After struggling to a 5-4 record early in his career fighting for TKO and UCC in Montreal, Hominick has gone 13-4 over his last 17 fights, with two of those losses coming to Top 10-ranked Japanese star Hatsu Hioki. Hominick believes he’s just starting to hit his prime.
“I always said even when I was coming up fighting, I always thought that you came into your prime between 28 and 30 and obviously that’s where I’m at now. It’s just like this sport – you have to be constantly learning, and I’m starting to reach the potential I always believed I could reach.”
Hominick could take another step forward in his development with a third-consecutive straight win in what is sure to be an exciting meeting with the popular Garcia.

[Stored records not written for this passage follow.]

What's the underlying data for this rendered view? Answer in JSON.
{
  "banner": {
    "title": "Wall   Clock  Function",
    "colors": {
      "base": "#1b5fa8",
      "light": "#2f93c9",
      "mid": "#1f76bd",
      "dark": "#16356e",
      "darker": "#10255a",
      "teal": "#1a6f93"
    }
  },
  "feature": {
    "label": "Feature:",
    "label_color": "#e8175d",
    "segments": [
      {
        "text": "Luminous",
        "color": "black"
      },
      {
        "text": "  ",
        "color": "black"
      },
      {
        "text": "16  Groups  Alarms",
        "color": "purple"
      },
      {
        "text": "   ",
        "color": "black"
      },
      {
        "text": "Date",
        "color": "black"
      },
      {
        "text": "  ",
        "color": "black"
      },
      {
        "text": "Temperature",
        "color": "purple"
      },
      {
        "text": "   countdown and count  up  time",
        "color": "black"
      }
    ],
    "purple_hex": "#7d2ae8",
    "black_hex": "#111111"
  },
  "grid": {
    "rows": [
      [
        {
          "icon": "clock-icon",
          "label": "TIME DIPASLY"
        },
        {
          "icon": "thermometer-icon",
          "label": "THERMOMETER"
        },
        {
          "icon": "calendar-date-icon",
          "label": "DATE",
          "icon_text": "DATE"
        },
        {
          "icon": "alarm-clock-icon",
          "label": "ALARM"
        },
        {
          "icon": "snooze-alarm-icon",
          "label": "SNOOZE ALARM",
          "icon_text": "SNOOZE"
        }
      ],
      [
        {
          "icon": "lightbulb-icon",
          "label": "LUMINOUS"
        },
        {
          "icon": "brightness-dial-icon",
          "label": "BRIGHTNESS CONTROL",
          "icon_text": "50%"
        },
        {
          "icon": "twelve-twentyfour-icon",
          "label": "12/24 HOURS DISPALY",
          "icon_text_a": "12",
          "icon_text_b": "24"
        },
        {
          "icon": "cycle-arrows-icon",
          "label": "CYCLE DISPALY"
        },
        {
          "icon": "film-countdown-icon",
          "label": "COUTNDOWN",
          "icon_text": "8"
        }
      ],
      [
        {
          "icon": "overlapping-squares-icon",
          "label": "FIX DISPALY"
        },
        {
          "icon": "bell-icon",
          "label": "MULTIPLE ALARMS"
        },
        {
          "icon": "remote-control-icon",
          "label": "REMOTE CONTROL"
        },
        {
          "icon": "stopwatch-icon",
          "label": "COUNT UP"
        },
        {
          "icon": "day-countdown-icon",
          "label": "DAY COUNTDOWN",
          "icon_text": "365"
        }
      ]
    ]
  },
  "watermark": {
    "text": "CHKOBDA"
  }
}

While there is no mystery surrounding the former title challenger’s approach once the cage door closes, Hominick has shown a diverse skill set since beginning his second tour of duty with the WEC last January. He showed impressive jiu-jitsu skills against Bryan Caraway, catching the wrestler in an armbar/triangle choke. His bout with Yves Jabouin was a top-flight kickboxing display.
One thing that was featured in both fights was the patented Mark Hominick victory celebration – a series of push-ups done in the center of the cage.
“It happened after my second pro fight,” Hominick says with a laugh. “There was a bit of bad blood with a team we fought against in Quebec. They were saying how their guy was basically going to walk through me because I was just a kid and whatnot. I just dropped down and started doing push-ups as if to say, `I just ran through you and I’m still ready to go through whoever you’ve got next.’ It was a spur of the moment thing that became patented. I guess that’s why they call me The Machine.”
After nearly a decade as a fighter, Hominick is finally being mentioned amongst the best featherweights in the world, and a victory should propel him into the upper echelon of the division.
Unlike the horrible Terminator sequel, this is one “Rise of The Machine” that you don’t want miss.